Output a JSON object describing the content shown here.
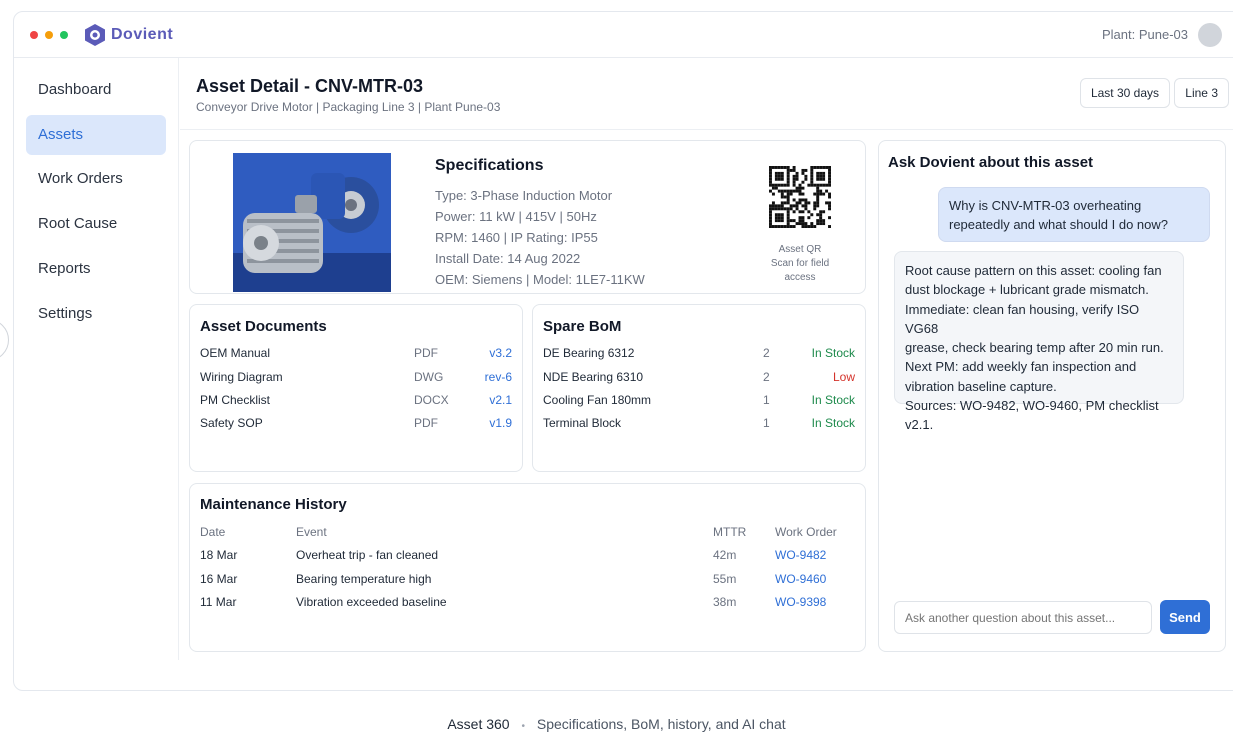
{
  "app": {
    "name": "Dovient",
    "plant_label": "Plant: Pune-03"
  },
  "colors": {
    "accent": "#2f6fd6",
    "brand": "#5b5bb8",
    "in_stock": "#1e8a4c",
    "low": "#d4332b"
  },
  "sidebar": {
    "items": [
      {
        "label": "Dashboard"
      },
      {
        "label": "Assets",
        "active": true
      },
      {
        "label": "Work Orders"
      },
      {
        "label": "Root Cause"
      },
      {
        "label": "Reports"
      },
      {
        "label": "Settings"
      }
    ]
  },
  "header": {
    "title": "Asset Detail - CNV-MTR-03",
    "subtitle": "Conveyor Drive Motor | Packaging Line 3 | Plant Pune-03",
    "filter_range": "Last 30 days",
    "filter_line": "Line 3"
  },
  "specs": {
    "title": "Specifications",
    "lines": [
      "Type: 3-Phase Induction Motor",
      "Power: 11 kW | 415V | 50Hz",
      "RPM: 1460 | IP Rating: IP55",
      "Install Date: 14 Aug 2022",
      "OEM: Siemens | Model: 1LE7-11KW"
    ],
    "qr_caption": [
      "Asset QR",
      "Scan for field",
      "access"
    ]
  },
  "documents": {
    "title": "Asset Documents",
    "rows": [
      {
        "name": "OEM Manual",
        "type": "PDF",
        "version": "v3.2"
      },
      {
        "name": "Wiring Diagram",
        "type": "DWG",
        "version": "rev-6"
      },
      {
        "name": "PM Checklist",
        "type": "DOCX",
        "version": "v2.1"
      },
      {
        "name": "Safety SOP",
        "type": "PDF",
        "version": "v1.9"
      }
    ]
  },
  "bom": {
    "title": "Spare BoM",
    "rows": [
      {
        "name": "DE Bearing 6312",
        "qty": "2",
        "status": "In Stock"
      },
      {
        "name": "NDE Bearing 6310",
        "qty": "2",
        "status": "Low"
      },
      {
        "name": "Cooling Fan 180mm",
        "qty": "1",
        "status": "In Stock"
      },
      {
        "name": "Terminal Block",
        "qty": "1",
        "status": "In Stock"
      }
    ]
  },
  "history": {
    "title": "Maintenance History",
    "columns": [
      "Date",
      "Event",
      "MTTR",
      "Work Order"
    ],
    "rows": [
      {
        "date": "18 Mar",
        "event": "Overheat trip - fan cleaned",
        "mttr": "42m",
        "wo": "WO-9482"
      },
      {
        "date": "16 Mar",
        "event": "Bearing temperature high",
        "mttr": "55m",
        "wo": "WO-9460"
      },
      {
        "date": "11 Mar",
        "event": "Vibration exceeded baseline",
        "mttr": "38m",
        "wo": "WO-9398"
      }
    ]
  },
  "chat": {
    "title": "Ask Dovient about this asset",
    "user_message": "Why is CNV-MTR-03 overheating repeatedly and what should I do now?",
    "bot_lines": [
      "Root cause pattern on this asset: cooling fan",
      "dust blockage + lubricant grade mismatch.",
      "Immediate: clean fan housing, verify ISO VG68",
      "grease, check bearing temp after 20 min run.",
      "Next PM: add weekly fan inspection and",
      "vibration baseline capture.",
      "Sources: WO-9482, WO-9460, PM checklist v2.1."
    ],
    "input_placeholder": "Ask another question about this asset...",
    "send_label": "Send"
  },
  "footer": {
    "title": "Asset 360",
    "separator": "•",
    "caption": "Specifications, BoM, history, and AI chat"
  }
}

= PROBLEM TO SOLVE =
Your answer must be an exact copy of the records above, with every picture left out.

= EXERCISE RESULT =
Output a JSON object describing the content shown here.
{
  "app": {
    "name": "Dovient",
    "plant_label": "Plant: Pune-03"
  },
  "colors": {
    "accent": "#2f6fd6",
    "brand": "#5b5bb8",
    "in_stock": "#1e8a4c",
    "low": "#d4332b"
  },
  "sidebar": {
    "items": [
      {
        "label": "Dashboard"
      },
      {
        "label": "Assets",
        "active": true
      },
      {
        "label": "Work Orders"
      },
      {
        "label": "Root Cause"
      },
      {
        "label": "Reports"
      },
      {
        "label": "Settings"
      }
    ]
  },
  "header": {
    "title": "Asset Detail - CNV-MTR-03",
    "subtitle": "Conveyor Drive Motor | Packaging Line 3 | Plant Pune-03",
    "filter_range": "Last 30 days",
    "filter_line": "Line 3"
  },
  "specs": {
    "title": "Specifications",
    "lines": [
      "Type: 3-Phase Induction Motor",
      "Power: 11 kW | 415V | 50Hz",
      "RPM: 1460 | IP Rating: IP55",
      "Install Date: 14 Aug 2022",
      "OEM: Siemens | Model: 1LE7-11KW"
    ],
    "qr_caption": [
      "Asset QR",
      "Scan for field",
      "access"
    ]
  },
  "documents": {
    "title": "Asset Documents",
    "rows": [
      {
        "name": "OEM Manual",
        "type": "PDF",
        "version": "v3.2"
      },
      {
        "name": "Wiring Diagram",
        "type": "DWG",
        "version": "rev-6"
      },
      {
        "name": "PM Checklist",
        "type": "DOCX",
        "version": "v2.1"
      },
      {
        "name": "Safety SOP",
        "type": "PDF",
        "version": "v1.9"
      }
    ]
  },
  "bom": {
    "title": "Spare BoM",
    "rows": [
      {
        "name": "DE Bearing 6312",
        "qty": "2",
        "status": "In Stock"
      },
      {
        "name": "NDE Bearing 6310",
        "qty": "2",
        "status": "Low"
      },
      {
        "name": "Cooling Fan 180mm",
        "qty": "1",
        "status": "In Stock"
      },
      {
        "name": "Terminal Block",
        "qty": "1",
        "status": "In Stock"
      }
    ]
  },
  "history": {
    "title": "Maintenance History",
    "columns": [
      "Date",
      "Event",
      "MTTR",
      "Work Order"
    ],
    "rows": [
      {
        "date": "18 Mar",
        "event": "Overheat trip - fan cleaned",
        "mttr": "42m",
        "wo": "WO-9482"
      },
      {
        "date": "16 Mar",
        "event": "Bearing temperature high",
        "mttr": "55m",
        "wo": "WO-9460"
      },
      {
        "date": "11 Mar",
        "event": "Vibration exceeded baseline",
        "mttr": "38m",
        "wo": "WO-9398"
      }
    ]
  },
  "chat": {
    "title": "Ask Dovient about this asset",
    "user_message": "Why is CNV-MTR-03 overheating repeatedly and what should I do now?",
    "bot_lines": [
      "Root cause pattern on this asset: cooling fan",
      "dust blockage + lubricant grade mismatch.",
      "Immediate: clean fan housing, verify ISO VG68",
      "grease, check bearing temp after 20 min run.",
      "Next PM: add weekly fan inspection and",
      "vibration baseline capture.",
      "Sources: WO-9482, WO-9460, PM checklist v2.1."
    ],
    "input_placeholder": "Ask another question about this asset...",
    "send_label": "Send"
  },
  "footer": {
    "title": "Asset 360",
    "separator": "•",
    "caption": "Specifications, BoM, history, and AI chat"
  }
}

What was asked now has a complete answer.